Monday, 1 October 2007

Mulch mats, seeds and seedlings














Hi folks



I've been off in my other life (there I am with my trusty crew...), with my head awash in circuits and sensors for measuring salinity in our soils and water. Kate wrote to me to ask if I'd died, and so I thought I'd better log on and post a few of the things happening in the veggie patch.


At this time of year - early Spring - there's always competition for garden space if you are a seed-saver. I like to pay the bees for their services, so I let all the brassicas and greens go to flower, though I may not always let them go through to seed (depending on rarity).


With the last rains in August, I purchased about 50 bales of pea-straw, and laid it in 10cm thick 'tiles' over the beds to save the soil water while waiting through the inevitable delay before Spring plantings begin. If you follow through the photos, you'll see how these 'tiles' can be peeled back, a furrow made in the still-moist soil, rainwater bucketed into the trench before seedlings are transplanted, followed by plantings and cloche-covers to keep the chooks and blackbirds out.

The seedlings came from Diana Bickford. Thank God she's been busy propagating things while I haven't! This trench is full of Japanese greens, kale and silver beet.

My seed table consists of an abandoned frame used by telecom workers, which I've placed over the mint patch.
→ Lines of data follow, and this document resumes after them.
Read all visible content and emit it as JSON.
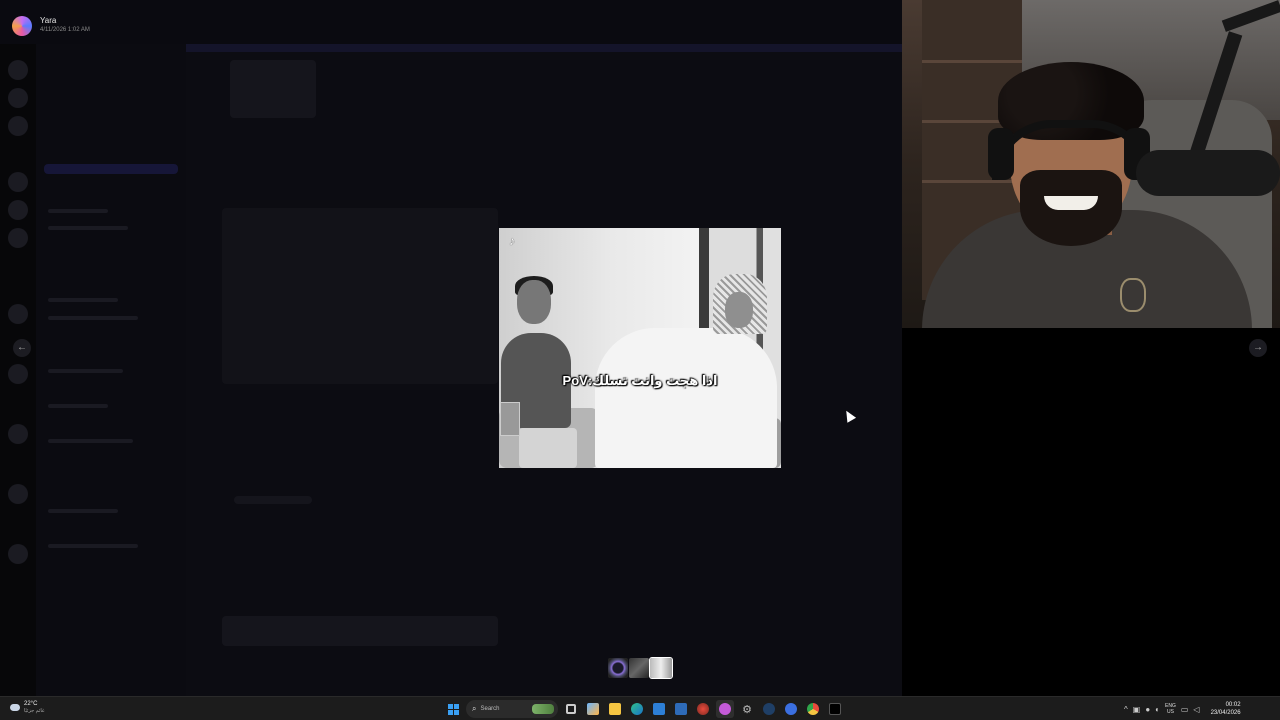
{
  "viewer": {
    "uploader_name": "Yara",
    "uploader_date": "4/11/2026 1:02 AM",
    "prev_glyph": "←",
    "next_glyph": "→"
  },
  "media": {
    "caption": "اذا هجت وانت تسلك:PoV",
    "watermark_icon": "tiktok-icon"
  },
  "thumbnails": [
    "thumb-1",
    "thumb-2",
    "thumb-3"
  ],
  "taskbar": {
    "weather_temp": "22°C",
    "weather_condition": "غائم جزئيًا",
    "search_placeholder": "Search",
    "search_glyph": "⌕",
    "language_top": "ENG",
    "language_bottom": "US",
    "time": "00:02",
    "date": "23/04/2026",
    "tray_up_glyph": "^"
  },
  "colors": {
    "windows_blue": "#3aa0f3",
    "backdrop": "#000000"
  }
}
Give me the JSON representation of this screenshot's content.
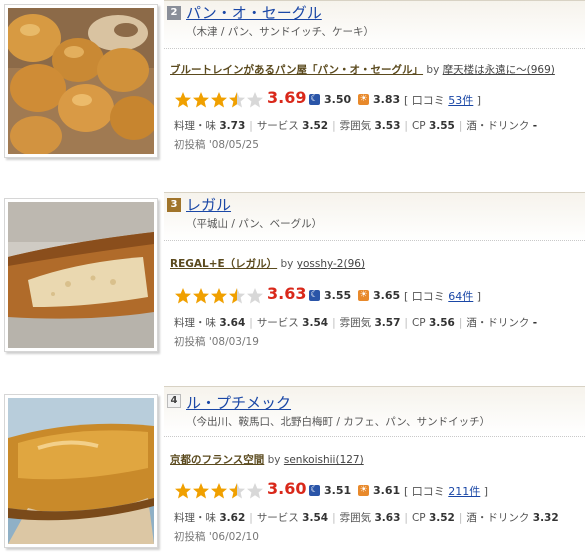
{
  "entries": [
    {
      "rank": "2",
      "name": "パン・オ・セーグル",
      "sub": "（木津 / パン、サンドイッチ、ケーキ）",
      "review_title": "ブルートレインがあるパン屋「パン・オ・セーグル」",
      "by": "by",
      "reviewer": "摩天楼は永遠に～(969)",
      "star_rating": 3.5,
      "score": "3.69",
      "night": "3.50",
      "day": "3.83",
      "kuchikomi_label": "口コミ",
      "kuchikomi_count": "53件",
      "scores": {
        "taste_label": "料理・味",
        "taste": "3.73",
        "service_label": "サービス",
        "service": "3.52",
        "atmos_label": "雰囲気",
        "atmos": "3.53",
        "cp_label": "CP",
        "cp": "3.55",
        "drink_label": "酒・ドリンク",
        "drink": "-"
      },
      "posted": "初投稿 '08/05/25"
    },
    {
      "rank": "3",
      "name": "レガル",
      "sub": "（平城山 / パン、ベーグル）",
      "review_title": "REGAL+E（レガル）",
      "by": "by",
      "reviewer": "yosshy-2(96)",
      "star_rating": 3.5,
      "score": "3.63",
      "night": "3.55",
      "day": "3.65",
      "kuchikomi_label": "口コミ",
      "kuchikomi_count": "64件",
      "scores": {
        "taste_label": "料理・味",
        "taste": "3.64",
        "service_label": "サービス",
        "service": "3.54",
        "atmos_label": "雰囲気",
        "atmos": "3.57",
        "cp_label": "CP",
        "cp": "3.56",
        "drink_label": "酒・ドリンク",
        "drink": "-"
      },
      "posted": "初投稿 '08/03/19"
    },
    {
      "rank": "4",
      "name": "ル・プチメック",
      "sub": "（今出川、鞍馬口、北野白梅町 / カフェ、パン、サンドイッチ）",
      "review_title": "京都のフランス空間",
      "by": "by",
      "reviewer": "senkoishii(127)",
      "star_rating": 3.5,
      "score": "3.60",
      "night": "3.51",
      "day": "3.61",
      "kuchikomi_label": "口コミ",
      "kuchikomi_count": "211件",
      "scores": {
        "taste_label": "料理・味",
        "taste": "3.62",
        "service_label": "サービス",
        "service": "3.54",
        "atmos_label": "雰囲気",
        "atmos": "3.63",
        "cp_label": "CP",
        "cp": "3.52",
        "drink_label": "酒・ドリンク",
        "drink": "3.32"
      },
      "posted": "初投稿 '06/02/10"
    }
  ],
  "colors": {
    "link": "#1a47a6",
    "score": "#d9281a",
    "star": "#f0a000",
    "night_icon": "#2a55a8",
    "day_icon": "#e8892b"
  }
}
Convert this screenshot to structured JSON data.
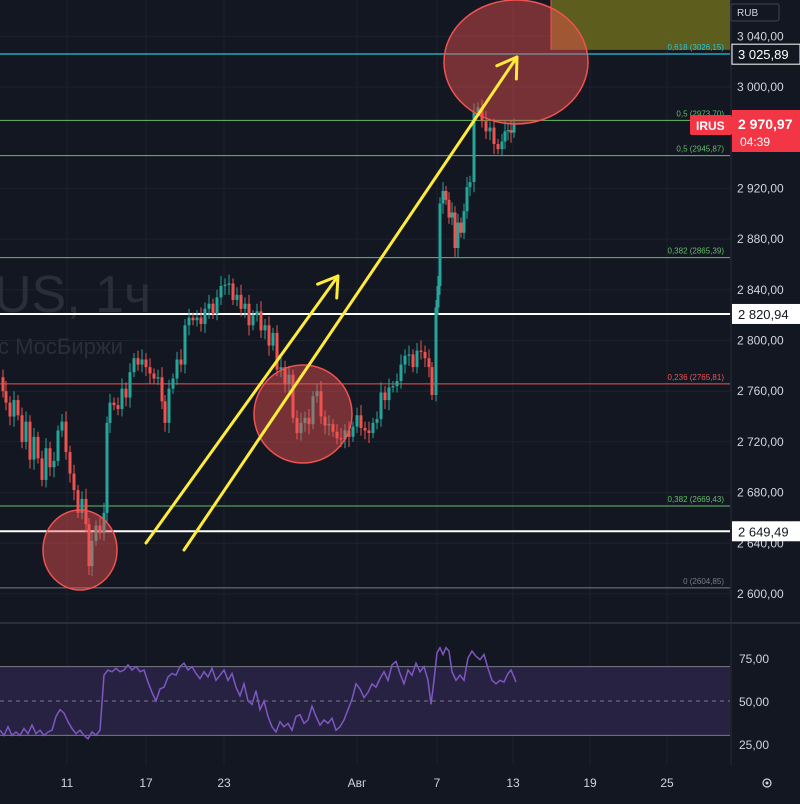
{
  "currency_badge": "RUB",
  "watermark": {
    "line1": "US, 1ч",
    "line2": "с МосБиржи"
  },
  "settings_icon": "gear-icon",
  "ticker": {
    "symbol": "IRUS",
    "price": "2 970,97",
    "countdown": "04:39"
  },
  "colors": {
    "background": "#131722",
    "bull": "#26a69a",
    "bear": "#ef5350",
    "grid": "#1e222d",
    "rsi": "#7e57c2",
    "rsi_band": "#2a2346",
    "arrow": "#ffeb3b",
    "circle_fill": "rgba(239,83,80,0.45)",
    "circle_stroke": "#ef5350",
    "target_box": "#6b6a1c"
  },
  "chart_data": [
    {
      "type": "candlestick",
      "title": "",
      "currency": "RUB",
      "x_tick_labels": [
        "11",
        "17",
        "23",
        "Авг",
        "7",
        "13",
        "19",
        "25"
      ],
      "y_axis": {
        "range": [
          2585,
          3060
        ],
        "tick_values": [
          2600,
          2640,
          2680,
          2720,
          2760,
          2800,
          2840,
          2880,
          2920,
          3000,
          3040
        ],
        "tick_labels": [
          "2 600,00",
          "2 640,00",
          "2 680,00",
          "2 720,00",
          "2 760,00",
          "2 800,00",
          "2 840,00",
          "2 880,00",
          "2 920,00",
          "3 000,00",
          "3 040,00"
        ]
      },
      "horizontal_levels": [
        {
          "value": 3025.89,
          "label": "3 025,89",
          "color": "#26c6da"
        },
        {
          "value": 2820.94,
          "label": "2 820,94",
          "color": "#ffffff"
        },
        {
          "value": 2649.49,
          "label": "2 649,49",
          "color": "#ffffff"
        }
      ],
      "fib_levels": [
        {
          "value": 3026.15,
          "label": "0,618 (3026,15)",
          "color": "#26c6da"
        },
        {
          "value": 2973.7,
          "label": "0,5 (2973,70)",
          "color": "#66bb6a"
        },
        {
          "value": 2945.87,
          "label": "0,5 (2945,87)",
          "color": "#66bb6a"
        },
        {
          "value": 2865.39,
          "label": "0,382 (2865,39)",
          "color": "#66bb6a"
        },
        {
          "value": 2765.81,
          "label": "0,236 (2765,81)",
          "color": "#ef5350"
        },
        {
          "value": 2669.43,
          "label": "0,382 (2669,43)",
          "color": "#66bb6a"
        },
        {
          "value": 2604.85,
          "label": "0 (2604,85)",
          "color": "#787b86"
        }
      ],
      "last_price": 2970.97,
      "price_path": [
        [
          0,
          2771
        ],
        [
          3,
          2760
        ],
        [
          6,
          2751
        ],
        [
          10,
          2740
        ],
        [
          14,
          2753
        ],
        [
          18,
          2741
        ],
        [
          22,
          2720
        ],
        [
          26,
          2736
        ],
        [
          30,
          2706
        ],
        [
          34,
          2724
        ],
        [
          38,
          2707
        ],
        [
          42,
          2690
        ],
        [
          46,
          2715
        ],
        [
          50,
          2700
        ],
        [
          54,
          2705
        ],
        [
          58,
          2729
        ],
        [
          62,
          2736
        ],
        [
          66,
          2712
        ],
        [
          70,
          2695
        ],
        [
          74,
          2682
        ],
        [
          78,
          2664
        ],
        [
          82,
          2675
        ],
        [
          86,
          2655
        ],
        [
          89,
          2622
        ],
        [
          92,
          2642
        ],
        [
          96,
          2654
        ],
        [
          100,
          2648
        ],
        [
          104,
          2664
        ],
        [
          107,
          2735
        ],
        [
          110,
          2751
        ],
        [
          114,
          2749
        ],
        [
          118,
          2746
        ],
        [
          122,
          2762
        ],
        [
          126,
          2755
        ],
        [
          130,
          2775
        ],
        [
          134,
          2786
        ],
        [
          138,
          2781
        ],
        [
          142,
          2785
        ],
        [
          146,
          2779
        ],
        [
          150,
          2774
        ],
        [
          154,
          2770
        ],
        [
          158,
          2771
        ],
        [
          162,
          2752
        ],
        [
          165,
          2735
        ],
        [
          169,
          2762
        ],
        [
          173,
          2770
        ],
        [
          177,
          2785
        ],
        [
          181,
          2781
        ],
        [
          185,
          2812
        ],
        [
          189,
          2818
        ],
        [
          193,
          2816
        ],
        [
          197,
          2818
        ],
        [
          201,
          2813
        ],
        [
          205,
          2825
        ],
        [
          209,
          2829
        ],
        [
          213,
          2821
        ],
        [
          217,
          2834
        ],
        [
          221,
          2843
        ],
        [
          225,
          2844
        ],
        [
          229,
          2845
        ],
        [
          233,
          2832
        ],
        [
          237,
          2836
        ],
        [
          241,
          2825
        ],
        [
          245,
          2829
        ],
        [
          249,
          2812
        ],
        [
          253,
          2820
        ],
        [
          257,
          2823
        ],
        [
          261,
          2808
        ],
        [
          265,
          2812
        ],
        [
          269,
          2796
        ],
        [
          273,
          2806
        ],
        [
          277,
          2777
        ],
        [
          281,
          2779
        ],
        [
          285,
          2766
        ],
        [
          289,
          2773
        ],
        [
          293,
          2739
        ],
        [
          297,
          2727
        ],
        [
          301,
          2735
        ],
        [
          305,
          2739
        ],
        [
          309,
          2734
        ],
        [
          313,
          2756
        ],
        [
          317,
          2760
        ],
        [
          321,
          2740
        ],
        [
          325,
          2733
        ],
        [
          329,
          2734
        ],
        [
          333,
          2728
        ],
        [
          337,
          2723
        ],
        [
          341,
          2722
        ],
        [
          345,
          2729
        ],
        [
          349,
          2724
        ],
        [
          353,
          2732
        ],
        [
          357,
          2741
        ],
        [
          361,
          2731
        ],
        [
          365,
          2729
        ],
        [
          369,
          2727
        ],
        [
          373,
          2735
        ],
        [
          377,
          2738
        ],
        [
          381,
          2759
        ],
        [
          385,
          2753
        ],
        [
          389,
          2763
        ],
        [
          393,
          2764
        ],
        [
          397,
          2768
        ],
        [
          401,
          2781
        ],
        [
          405,
          2788
        ],
        [
          409,
          2789
        ],
        [
          413,
          2779
        ],
        [
          417,
          2792
        ],
        [
          421,
          2791
        ],
        [
          425,
          2786
        ],
        [
          429,
          2779
        ],
        [
          432,
          2757
        ],
        [
          436,
          2826
        ],
        [
          438,
          2843
        ],
        [
          440,
          2908
        ],
        [
          443,
          2918
        ],
        [
          446,
          2911
        ],
        [
          449,
          2897
        ],
        [
          452,
          2901
        ],
        [
          455,
          2873
        ],
        [
          458,
          2893
        ],
        [
          461,
          2885
        ],
        [
          464,
          2902
        ],
        [
          467,
          2921
        ],
        [
          470,
          2925
        ],
        [
          474,
          2980
        ],
        [
          478,
          2984
        ],
        [
          482,
          2973
        ],
        [
          486,
          2965
        ],
        [
          490,
          2968
        ],
        [
          494,
          2955
        ],
        [
          498,
          2951
        ],
        [
          502,
          2957
        ],
        [
          505,
          2965
        ],
        [
          508,
          2966
        ],
        [
          511,
          2964
        ],
        [
          514,
          2971
        ]
      ]
    },
    {
      "type": "line",
      "title": "",
      "series": [
        {
          "values": [
            [
              0,
              33
            ],
            [
              4,
              30
            ],
            [
              8,
              35
            ],
            [
              12,
              30
            ],
            [
              16,
              32
            ],
            [
              20,
              30
            ],
            [
              24,
              34
            ],
            [
              28,
              31
            ],
            [
              32,
              36
            ],
            [
              36,
              31
            ],
            [
              40,
              33
            ],
            [
              44,
              30
            ],
            [
              48,
              32
            ],
            [
              52,
              33
            ],
            [
              56,
              41
            ],
            [
              60,
              45
            ],
            [
              64,
              43
            ],
            [
              68,
              38
            ],
            [
              72,
              34
            ],
            [
              76,
              31
            ],
            [
              80,
              33
            ],
            [
              84,
              30
            ],
            [
              88,
              28
            ],
            [
              92,
              32
            ],
            [
              96,
              30
            ],
            [
              100,
              33
            ],
            [
              104,
              65
            ],
            [
              108,
              68
            ],
            [
              112,
              67
            ],
            [
              116,
              69
            ],
            [
              120,
              67
            ],
            [
              124,
              68
            ],
            [
              128,
              71
            ],
            [
              132,
              68
            ],
            [
              136,
              70
            ],
            [
              140,
              67
            ],
            [
              144,
              68
            ],
            [
              148,
              61
            ],
            [
              152,
              55
            ],
            [
              156,
              50
            ],
            [
              160,
              57
            ],
            [
              164,
              58
            ],
            [
              168,
              64
            ],
            [
              172,
              66
            ],
            [
              176,
              65
            ],
            [
              180,
              70
            ],
            [
              184,
              72
            ],
            [
              188,
              68
            ],
            [
              192,
              70
            ],
            [
              196,
              66
            ],
            [
              200,
              63
            ],
            [
              204,
              67
            ],
            [
              208,
              64
            ],
            [
              212,
              69
            ],
            [
              216,
              62
            ],
            [
              220,
              65
            ],
            [
              224,
              68
            ],
            [
              228,
              62
            ],
            [
              232,
              66
            ],
            [
              236,
              58
            ],
            [
              240,
              53
            ],
            [
              244,
              60
            ],
            [
              248,
              50
            ],
            [
              252,
              48
            ],
            [
              256,
              56
            ],
            [
              260,
              45
            ],
            [
              264,
              50
            ],
            [
              268,
              41
            ],
            [
              272,
              35
            ],
            [
              276,
              32
            ],
            [
              280,
              38
            ],
            [
              284,
              35
            ],
            [
              288,
              37
            ],
            [
              292,
              33
            ],
            [
              296,
              41
            ],
            [
              300,
              42
            ],
            [
              304,
              37
            ],
            [
              308,
              39
            ],
            [
              312,
              47
            ],
            [
              316,
              41
            ],
            [
              320,
              36
            ],
            [
              324,
              39
            ],
            [
              328,
              37
            ],
            [
              332,
              40
            ],
            [
              336,
              33
            ],
            [
              340,
              35
            ],
            [
              344,
              39
            ],
            [
              348,
              45
            ],
            [
              352,
              51
            ],
            [
              356,
              60
            ],
            [
              360,
              57
            ],
            [
              364,
              52
            ],
            [
              368,
              55
            ],
            [
              372,
              60
            ],
            [
              376,
              58
            ],
            [
              380,
              63
            ],
            [
              384,
              67
            ],
            [
              388,
              62
            ],
            [
              392,
              71
            ],
            [
              396,
              73
            ],
            [
              400,
              66
            ],
            [
              404,
              60
            ],
            [
              408,
              68
            ],
            [
              412,
              65
            ],
            [
              416,
              72
            ],
            [
              420,
              67
            ],
            [
              424,
              70
            ],
            [
              428,
              62
            ],
            [
              431,
              48
            ],
            [
              434,
              62
            ],
            [
              437,
              78
            ],
            [
              440,
              81
            ],
            [
              443,
              77
            ],
            [
              446,
              81
            ],
            [
              449,
              79
            ],
            [
              452,
              67
            ],
            [
              456,
              62
            ],
            [
              460,
              65
            ],
            [
              464,
              62
            ],
            [
              468,
              75
            ],
            [
              472,
              79
            ],
            [
              476,
              76
            ],
            [
              480,
              74
            ],
            [
              484,
              77
            ],
            [
              488,
              69
            ],
            [
              492,
              62
            ],
            [
              496,
              60
            ],
            [
              500,
              62
            ],
            [
              504,
              61
            ],
            [
              508,
              66
            ],
            [
              511,
              68
            ],
            [
              514,
              64
            ],
            [
              516,
              61
            ]
          ]
        }
      ],
      "y_axis": {
        "range": [
          22,
          84
        ],
        "tick_values": [
          25,
          50,
          75
        ],
        "tick_labels": [
          "25,00",
          "50,00",
          "75,00"
        ]
      },
      "band": [
        30,
        70
      ],
      "midline": 50
    }
  ]
}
Mint likes shade and plenty of water, so I drilled holes in the cover boards to let overflow water keep them wet, while the seedlings give them shade. Anyone need a bucket full of mint?

Some of the things being picked at the moment include kale, Warrigal greens, sage, lettuce, nettles and fennel bulbs. And how about those bush chillies? Not shown are my magnificent crop of snow peas, most of which I eat while down there by the tanks getting water.

I even let the lawn run to seed at this time of year, as it provides seed for flocks of sparrows, pigeons and Magpie-larks, so it's all looking pretty ragged. But I did manage to 'pot on' my tomato seedlings in the Spring sunshine this afternoon, as it will quite a few more weeks before I've got the bamboo frames up for those.

Now I have to get back to those circuits...

2 comments:

Kate said...

Andrew, you are a star.Lovely to have you around again.

Deborah said...

How do you form the bamboo for your tomato trellis?